→ **WHAT NEEDS TO BE DONE**: Your task is to retype every entry exactly while omitting the pictures.
*** Opening MATERIAL TO PROCESS ***
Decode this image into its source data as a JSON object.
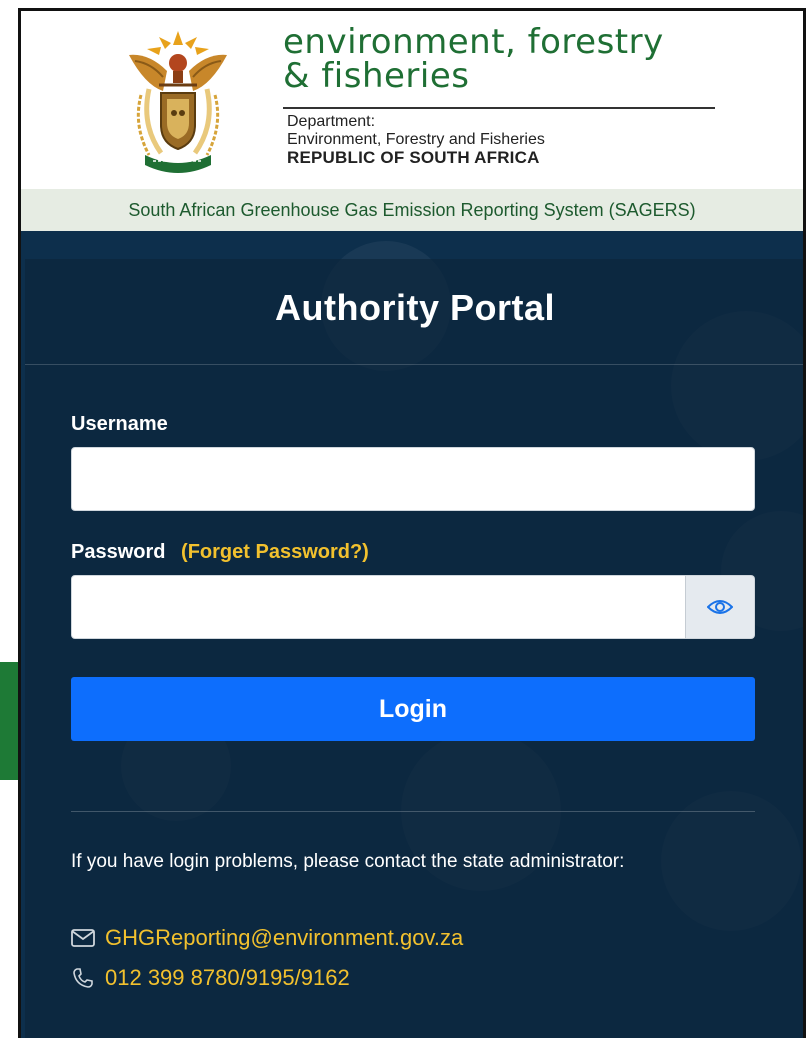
{
  "header": {
    "dept_line1": "environment, forestry",
    "dept_line2": "& fisheries",
    "dept_label": "Department:",
    "dept_full": "Environment, Forestry and Fisheries",
    "country": "REPUBLIC OF SOUTH AFRICA",
    "system_banner": "South African Greenhouse Gas Emission Reporting System (SAGERS)"
  },
  "login": {
    "title": "Authority Portal",
    "username_label": "Username",
    "username_value": "",
    "password_label": "Password",
    "forgot_link": "(Forget Password?)",
    "password_value": "",
    "login_button": "Login"
  },
  "help": {
    "message": "If you have login problems, please contact the state administrator:",
    "email": "GHGReporting@environment.gov.za",
    "phone": "012 399 8780/9195/9162"
  },
  "icons": {
    "coat_of_arms": "coat-of-arms",
    "toggle_password": "eye-icon",
    "email": "envelope-icon",
    "phone": "phone-icon"
  },
  "colors": {
    "brand_green": "#1f6f34",
    "card_background": "#0d2f4c",
    "primary_button": "#0d6efd",
    "link_accent": "#f2c12e"
  }
}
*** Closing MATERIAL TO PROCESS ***
→ **ANSWER TO THE PROBLEM**:
Decode this image into its source data as a JSON object.
{
  "header": {
    "dept_line1": "environment, forestry",
    "dept_line2": "& fisheries",
    "dept_label": "Department:",
    "dept_full": "Environment, Forestry and Fisheries",
    "country": "REPUBLIC OF SOUTH AFRICA",
    "system_banner": "South African Greenhouse Gas Emission Reporting System (SAGERS)"
  },
  "login": {
    "title": "Authority Portal",
    "username_label": "Username",
    "username_value": "",
    "password_label": "Password",
    "forgot_link": "(Forget Password?)",
    "password_value": "",
    "login_button": "Login"
  },
  "help": {
    "message": "If you have login problems, please contact the state administrator:",
    "email": "GHGReporting@environment.gov.za",
    "phone": "012 399 8780/9195/9162"
  },
  "icons": {
    "coat_of_arms": "coat-of-arms",
    "toggle_password": "eye-icon",
    "email": "envelope-icon",
    "phone": "phone-icon"
  },
  "colors": {
    "brand_green": "#1f6f34",
    "card_background": "#0d2f4c",
    "primary_button": "#0d6efd",
    "link_accent": "#f2c12e"
  }
}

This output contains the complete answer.